MAL Degree Learning Outcomes

A graduate of United’s Master of Arts in Leadership degree program will be able to:

  • critically interpret and reflect on Hebrew Bible texts, primarily from Genesis to Kings, from multiple historical and contemporary perspectives;
  • apply to their vocational context or academic study the critical interpretation of and reflection on New Testament texts, primarily from the Gospels OR the Epistles, Acts and Revelation, from multiple historical and contemporary perspectives;
  • critically interpret, analyze and reflect on 1st–17th Century OR 18th–20th Century theological texts and perspectives in their historical context as well as through the lens of modern questions and challenges;
  • apply to their vocational context an appropriate critical analysis of and reflection on moral dilemmas from a variety of Christian OR interreligious ethical perspectives;
  • critically analyze and reflect on the religious history and theological perspectives of populations traditionally marginalized by the dominant voices of their religious traditions (this outcome not addressed in the MAL in Spiritual Direction concentration);
  • demonstrate understanding of each of the Formation Six Key Qualities and self-assess their capacity in each quality;
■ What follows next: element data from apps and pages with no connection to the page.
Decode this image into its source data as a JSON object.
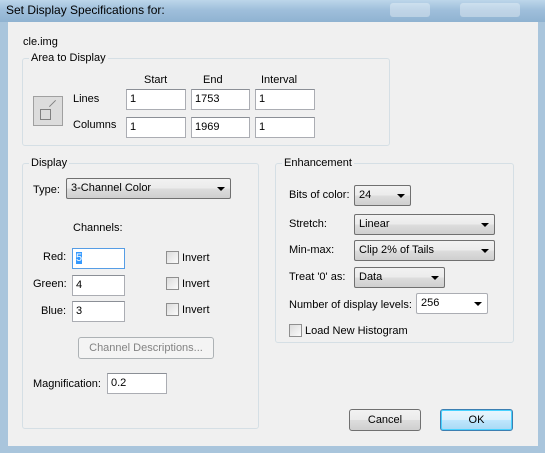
{
  "window": {
    "title": "Set Display Specifications for:"
  },
  "filename": "cle.img",
  "area": {
    "group_title": "Area to Display",
    "col_start": "Start",
    "col_end": "End",
    "col_interval": "Interval",
    "lines_label": "Lines",
    "columns_label": "Columns",
    "lines_start": "1",
    "lines_end": "1753",
    "lines_interval": "1",
    "columns_start": "1",
    "columns_end": "1969",
    "columns_interval": "1"
  },
  "display": {
    "group_title": "Display",
    "type_label": "Type:",
    "type_value": "3-Channel Color",
    "channels_label": "Channels:",
    "red_label": "Red:",
    "red_value": "5",
    "green_label": "Green:",
    "green_value": "4",
    "blue_label": "Blue:",
    "blue_value": "3",
    "invert_label": "Invert",
    "invert_red_checked": false,
    "invert_green_checked": false,
    "invert_blue_checked": false,
    "channel_desc_button": "Channel Descriptions...",
    "magnification_label": "Magnification:",
    "magnification_value": "0.2"
  },
  "enhancement": {
    "group_title": "Enhancement",
    "bits_label": "Bits of color:",
    "bits_value": "24",
    "stretch_label": "Stretch:",
    "stretch_value": "Linear",
    "minmax_label": "Min-max:",
    "minmax_value": "Clip 2% of Tails",
    "treat0_label": "Treat '0' as:",
    "treat0_value": "Data",
    "levels_label": "Number of display levels:",
    "levels_value": "256",
    "load_histogram_label": "Load New Histogram",
    "load_histogram_checked": false
  },
  "buttons": {
    "cancel": "Cancel",
    "ok": "OK"
  }
}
  • critically analyze and reflect on the global expressions of Christianity OR other religions in relation to their own faith tradition;
  • articulate an informed understanding of the historical OR contemporary use of the arts as a means of theological or religious expression and reflection;
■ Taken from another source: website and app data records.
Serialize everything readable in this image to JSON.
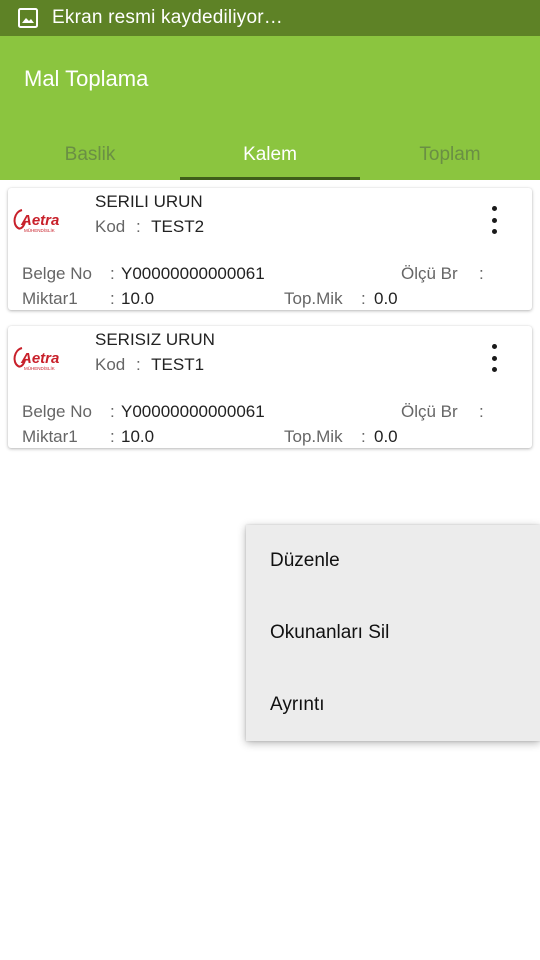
{
  "status_bar": {
    "text": "Ekran resmi kaydediliyor…",
    "icon": "image-icon"
  },
  "app_bar": {
    "title": "Mal Toplama",
    "color": "#8bc53f",
    "tabs": [
      {
        "label": "Baslik",
        "active": false
      },
      {
        "label": "Kalem",
        "active": true
      },
      {
        "label": "Toplam",
        "active": false
      }
    ]
  },
  "items": [
    {
      "logo_text": "Aetra",
      "logo_sub": "MÜHENDİSLİK",
      "title": "SERILI URUN",
      "kod_label": "Kod",
      "kod_value": "TEST2",
      "belge_label": "Belge No",
      "belge_value": "Y00000000000061",
      "olcu_label": "Ölçü Br",
      "olcu_value": "",
      "miktar_label": "Miktar1",
      "miktar_value": "10.0",
      "topmik_label": "Top.Mik",
      "topmik_value": "0.0"
    },
    {
      "logo_text": "Aetra",
      "logo_sub": "MÜHENDİSLİK",
      "title": "SERISIZ URUN",
      "kod_label": "Kod",
      "kod_value": "TEST1",
      "belge_label": "Belge No",
      "belge_value": "Y00000000000061",
      "olcu_label": "Ölçü Br",
      "olcu_value": "",
      "miktar_label": "Miktar1",
      "miktar_value": "10.0",
      "topmik_label": "Top.Mik",
      "topmik_value": "0.0"
    }
  ],
  "context_menu": {
    "items": [
      "Düzenle",
      "Okunanları Sil",
      "Ayrıntı"
    ]
  },
  "colon": ":"
}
  • develop a plan for a social change initiative that demonstrates the effective application of theoretical and practical tools for interpreting and leading social transformation within various organizational contexts;
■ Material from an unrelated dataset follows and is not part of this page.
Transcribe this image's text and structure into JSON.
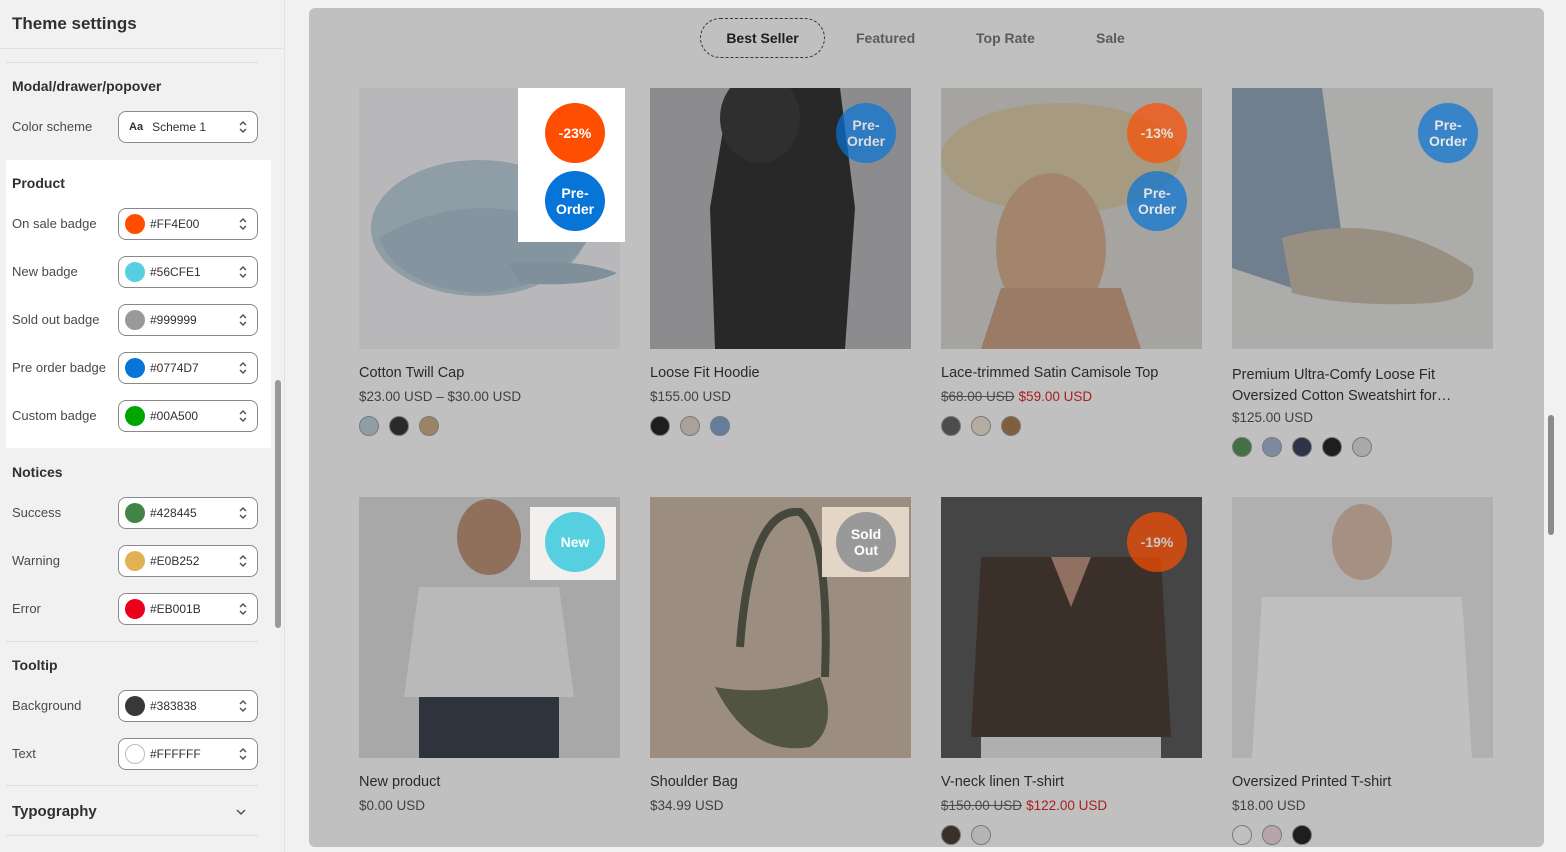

  • add to the body of knowledge and practice in a chosen specialized vocational setting through the thoughtful synthesis of knowledge and skills in religious texts, theology, ethics, formation, contextualization, the arts, social transformation, and/or vocational practice; and
  • demonstrate effective academic theological research and writing skills.